More than 20 firefighters participated in the drive Oct. 19-21, held at all entrances to Sampson Crossing shopping Center on N.C. 24. The firemen worked during the department’s three shifts and collected a total of almost $8,400, which is down from last year’s $12,000 total.
Officials say they feel this year’s total was lower because crew members were called out to four different calls during Tuesday’s shifts.
According to Joshua Coombs, organizer of the event, all proceeds from the drive benefit families who are dealing with a child or adult affected by muscle disease throughout Clinton and Sampson County.
Coombs said there are more than 200 families in Sampson County who fight this daily battle.
“The drive went exceptionally well,” Coombs said. “We are very appreciative to all those who participated and donated in some way.”
Clinton Fire Department chief Scott Phillips, who praised Coombs and others for their efforts, called the three-day event an “outstanding effort.”
“I’m tickled to death,” Phillips said. “I’m honored MDA let us be a part of a great campaign and I’m glad people in the community reached into their pockets and gave toward helping find a cure for these terrible diseases.”
Phillips said the best part of the campaign — the funds stay local.

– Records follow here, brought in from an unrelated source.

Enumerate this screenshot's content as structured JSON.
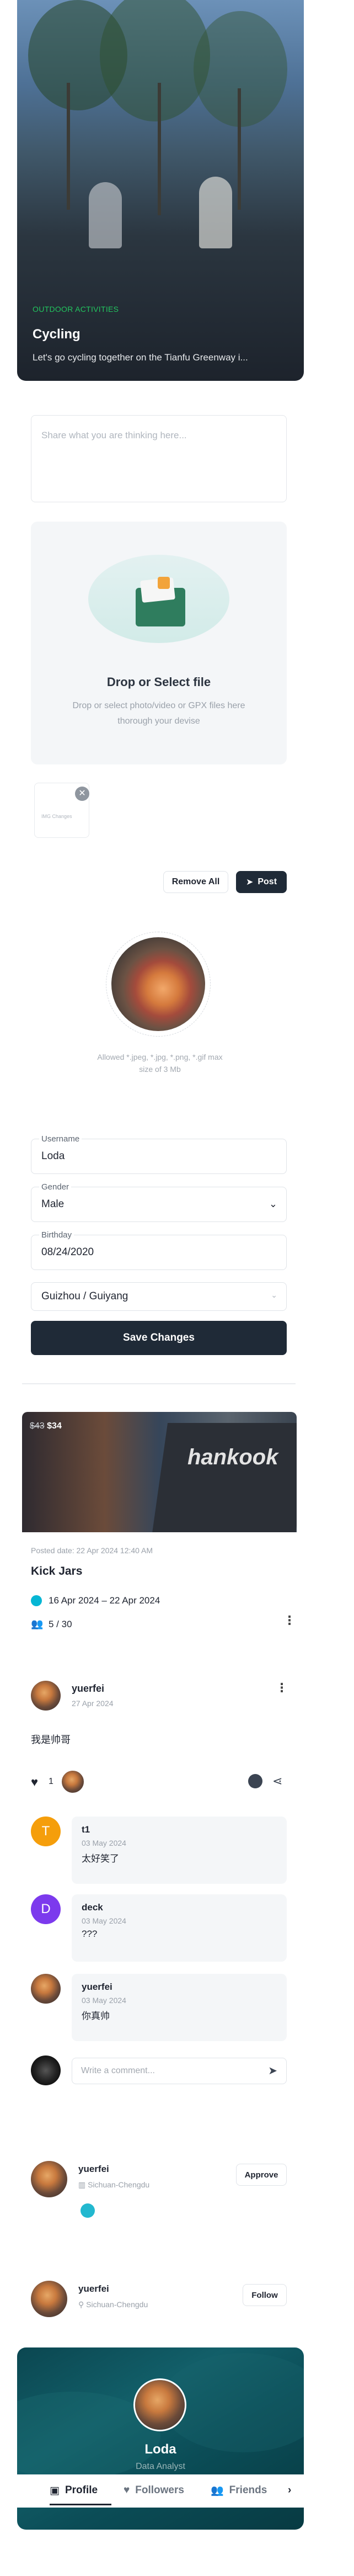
{
  "activity": {
    "category": "OUTDOOR ACTIVITIES",
    "title": "Cycling",
    "description": "Let's go cycling together on the Tianfu Greenway i..."
  },
  "composer": {
    "placeholder": "Share what you are thinking here..."
  },
  "upload": {
    "title": "Drop or Select file",
    "hint": "Drop or select photo/video or GPX files here thorough your devise",
    "file_name": "IMG Changes"
  },
  "actions": {
    "remove_all": "Remove All",
    "post": "Post"
  },
  "avatar_upload": {
    "hint": "Allowed *.jpeg, *.jpg, *.png, *.gif max size of 3 Mb"
  },
  "form": {
    "username_label": "Username",
    "username": "Loda",
    "gender_label": "Gender",
    "gender": "Male",
    "birthday_label": "Birthday",
    "birthday": "08/24/2020",
    "location": "Guizhou / Guiyang",
    "save": "Save Changes"
  },
  "event": {
    "old_price": "$43",
    "price": "$34",
    "posted": "Posted date: 22 Apr 2024 12:40 AM",
    "title": "Kick Jars",
    "date_range": "16 Apr 2024 – 22 Apr 2024",
    "capacity": "5 / 30"
  },
  "post": {
    "author": "yuerfei",
    "date": "27 Apr 2024",
    "text": "我是帅哥",
    "likes": "1",
    "comments": [
      {
        "initial": "T",
        "name": "t1",
        "date": "03 May 2024",
        "text": "太好笑了"
      },
      {
        "initial": "D",
        "name": "deck",
        "date": "03 May 2024",
        "text": "???"
      },
      {
        "initial": "",
        "name": "yuerfei",
        "date": "03 May 2024",
        "text": "你真帅"
      }
    ],
    "comment_placeholder": "Write a comment..."
  },
  "request": {
    "name": "yuerfei",
    "location": "Sichuan-Chengdu",
    "approve": "Approve"
  },
  "follow": {
    "name": "yuerfei",
    "location": "Sichuan-Chengdu",
    "follow": "Follow"
  },
  "profile": {
    "name": "Loda",
    "role": "Data Analyst",
    "tabs": [
      "Profile",
      "Followers",
      "Friends"
    ]
  },
  "colors": {
    "accent": "#22c55e",
    "dark": "#1f2a37",
    "teal": "#0e5560",
    "cyan": "#06b6d4"
  }
}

“We’re helping each other,” Phillips said. “We’re helping our neighbors.”
Funds raised through the 2014 Clinton Fire Department “Fill the Boot” campaign will help support MDA’s programs of worldwide research, specialized health care services and day-to-day support. Among a plethora of programs, funds help send children affected by muscular dystrophy and related muscle diseases to a weeklong MDA summer camp at Camp Hanes in King, N.C.
“This helps kids attend the camp where they can feel like a normal kid for one week,” Coombs said. “They have a chance to get out and experience a normal life.”

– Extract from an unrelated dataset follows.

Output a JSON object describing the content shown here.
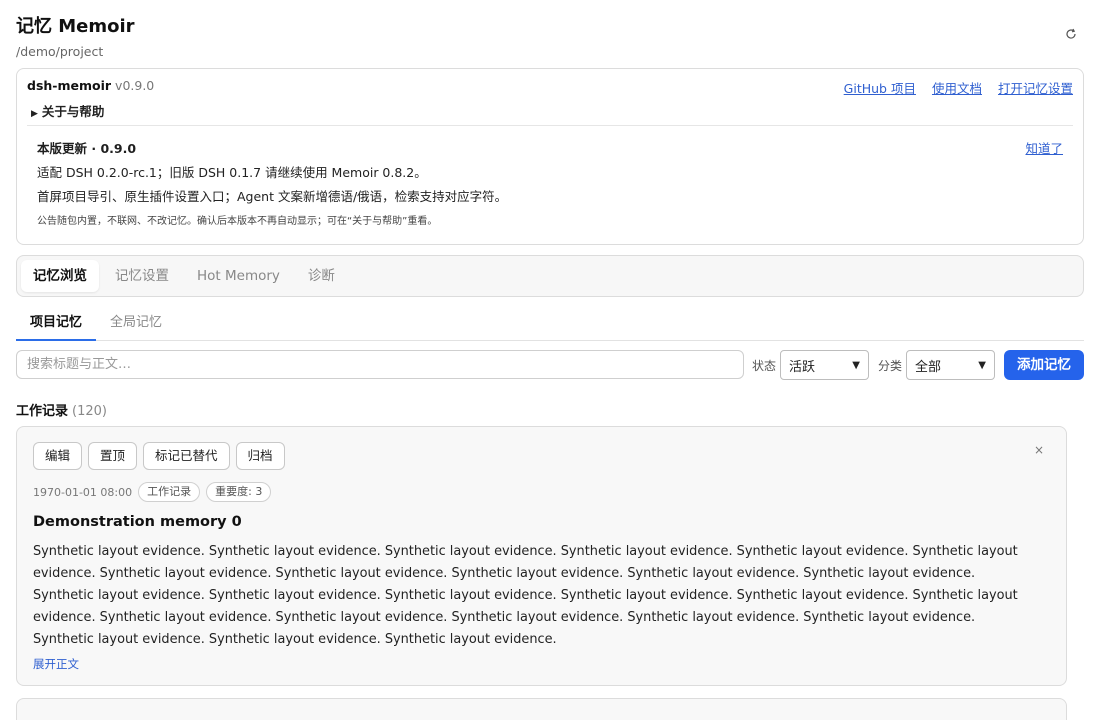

MDA is dedicated to saving and improving the lives of anyone with muscle disease, including muscular dystrophy, amyotrophic lateral sclerosis (ALS) and other neuromuscular diseases. It does so by funding worldwide research to find treatments and cures, providing comprehensive health care services and support to MDA families nationwide and rallying communities to fight back through advocacy, fundraising and local engagement.